_What the exercise asks_
Scan the records for "object". Show the matching lines.

Interface dataset entries
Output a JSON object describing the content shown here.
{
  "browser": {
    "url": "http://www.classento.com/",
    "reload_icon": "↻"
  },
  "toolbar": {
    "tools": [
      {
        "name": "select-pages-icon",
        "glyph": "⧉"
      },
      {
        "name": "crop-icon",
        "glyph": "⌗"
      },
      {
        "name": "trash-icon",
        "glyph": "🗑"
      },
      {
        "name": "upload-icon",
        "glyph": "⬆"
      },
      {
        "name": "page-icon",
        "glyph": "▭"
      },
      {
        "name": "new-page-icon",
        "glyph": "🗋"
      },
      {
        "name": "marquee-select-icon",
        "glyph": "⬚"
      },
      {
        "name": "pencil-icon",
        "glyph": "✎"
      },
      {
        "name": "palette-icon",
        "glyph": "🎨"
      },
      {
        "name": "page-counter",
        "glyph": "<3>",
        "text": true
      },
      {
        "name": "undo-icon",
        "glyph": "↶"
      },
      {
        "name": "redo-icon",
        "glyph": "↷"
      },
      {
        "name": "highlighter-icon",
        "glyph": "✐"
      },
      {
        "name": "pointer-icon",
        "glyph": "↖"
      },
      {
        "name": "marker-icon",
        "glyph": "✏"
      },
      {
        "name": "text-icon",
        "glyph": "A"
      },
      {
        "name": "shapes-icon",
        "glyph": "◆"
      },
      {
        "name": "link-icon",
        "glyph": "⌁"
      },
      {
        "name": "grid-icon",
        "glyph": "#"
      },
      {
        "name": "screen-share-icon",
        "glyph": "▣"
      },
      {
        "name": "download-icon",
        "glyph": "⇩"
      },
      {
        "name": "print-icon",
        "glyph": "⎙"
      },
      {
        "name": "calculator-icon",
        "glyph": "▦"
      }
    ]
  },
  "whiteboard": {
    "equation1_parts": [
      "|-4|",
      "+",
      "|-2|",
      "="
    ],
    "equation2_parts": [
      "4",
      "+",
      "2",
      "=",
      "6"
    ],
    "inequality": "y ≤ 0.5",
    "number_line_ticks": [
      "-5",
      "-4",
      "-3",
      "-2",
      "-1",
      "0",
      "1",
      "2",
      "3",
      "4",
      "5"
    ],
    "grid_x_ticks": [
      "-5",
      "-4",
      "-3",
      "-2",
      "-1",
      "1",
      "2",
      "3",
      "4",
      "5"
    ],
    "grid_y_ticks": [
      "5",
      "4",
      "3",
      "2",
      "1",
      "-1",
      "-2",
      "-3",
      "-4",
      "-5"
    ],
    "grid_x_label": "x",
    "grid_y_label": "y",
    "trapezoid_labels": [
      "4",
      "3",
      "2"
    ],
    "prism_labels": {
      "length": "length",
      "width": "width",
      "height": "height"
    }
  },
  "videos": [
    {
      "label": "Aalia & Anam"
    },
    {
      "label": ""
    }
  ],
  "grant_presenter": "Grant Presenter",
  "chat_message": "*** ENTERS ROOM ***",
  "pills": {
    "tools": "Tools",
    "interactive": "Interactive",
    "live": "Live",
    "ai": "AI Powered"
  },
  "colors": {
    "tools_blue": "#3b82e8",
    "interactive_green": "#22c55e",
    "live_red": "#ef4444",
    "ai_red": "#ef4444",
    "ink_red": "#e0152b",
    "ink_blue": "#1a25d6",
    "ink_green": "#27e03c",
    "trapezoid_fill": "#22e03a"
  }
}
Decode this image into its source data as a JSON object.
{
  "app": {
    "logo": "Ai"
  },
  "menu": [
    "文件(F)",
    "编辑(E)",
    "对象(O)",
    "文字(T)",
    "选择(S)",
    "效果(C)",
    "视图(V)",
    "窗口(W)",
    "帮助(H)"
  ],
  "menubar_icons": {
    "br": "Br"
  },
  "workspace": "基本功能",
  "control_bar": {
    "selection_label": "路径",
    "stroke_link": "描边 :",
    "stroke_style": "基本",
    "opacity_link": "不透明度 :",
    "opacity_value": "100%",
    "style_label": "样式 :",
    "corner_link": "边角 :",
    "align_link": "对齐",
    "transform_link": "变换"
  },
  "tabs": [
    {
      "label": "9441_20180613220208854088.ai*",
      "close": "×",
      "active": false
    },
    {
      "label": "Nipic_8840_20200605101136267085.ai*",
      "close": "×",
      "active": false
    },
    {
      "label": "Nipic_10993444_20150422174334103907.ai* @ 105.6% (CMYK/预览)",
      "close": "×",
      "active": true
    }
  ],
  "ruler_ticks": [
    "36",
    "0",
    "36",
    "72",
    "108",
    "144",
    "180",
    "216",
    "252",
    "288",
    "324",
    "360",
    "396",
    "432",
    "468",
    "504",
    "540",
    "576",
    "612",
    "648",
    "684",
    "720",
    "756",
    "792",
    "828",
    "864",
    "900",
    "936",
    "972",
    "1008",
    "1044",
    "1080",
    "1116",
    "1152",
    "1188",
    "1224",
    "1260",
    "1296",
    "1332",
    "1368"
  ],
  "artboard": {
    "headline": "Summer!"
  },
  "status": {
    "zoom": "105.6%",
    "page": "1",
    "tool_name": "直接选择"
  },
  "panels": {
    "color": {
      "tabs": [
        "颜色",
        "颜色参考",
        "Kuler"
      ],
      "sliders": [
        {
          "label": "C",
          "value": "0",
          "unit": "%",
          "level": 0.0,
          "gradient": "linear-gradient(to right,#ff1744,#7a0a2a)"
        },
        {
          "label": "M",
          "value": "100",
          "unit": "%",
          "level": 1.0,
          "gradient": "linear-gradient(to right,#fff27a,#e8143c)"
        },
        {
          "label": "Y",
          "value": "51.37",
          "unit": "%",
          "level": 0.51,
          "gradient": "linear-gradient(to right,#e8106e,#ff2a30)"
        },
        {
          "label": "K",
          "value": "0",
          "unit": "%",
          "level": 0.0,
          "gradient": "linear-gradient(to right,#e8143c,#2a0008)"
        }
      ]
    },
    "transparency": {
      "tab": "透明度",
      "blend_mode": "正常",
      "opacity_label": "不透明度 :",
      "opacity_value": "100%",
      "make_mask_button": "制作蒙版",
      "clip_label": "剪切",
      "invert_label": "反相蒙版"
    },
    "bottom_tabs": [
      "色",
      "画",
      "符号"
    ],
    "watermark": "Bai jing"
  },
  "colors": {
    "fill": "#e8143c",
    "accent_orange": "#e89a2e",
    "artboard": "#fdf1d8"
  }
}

_Output below_
Output a JSON object describing the content shown here.
Decode this image into its source data as a JSON object.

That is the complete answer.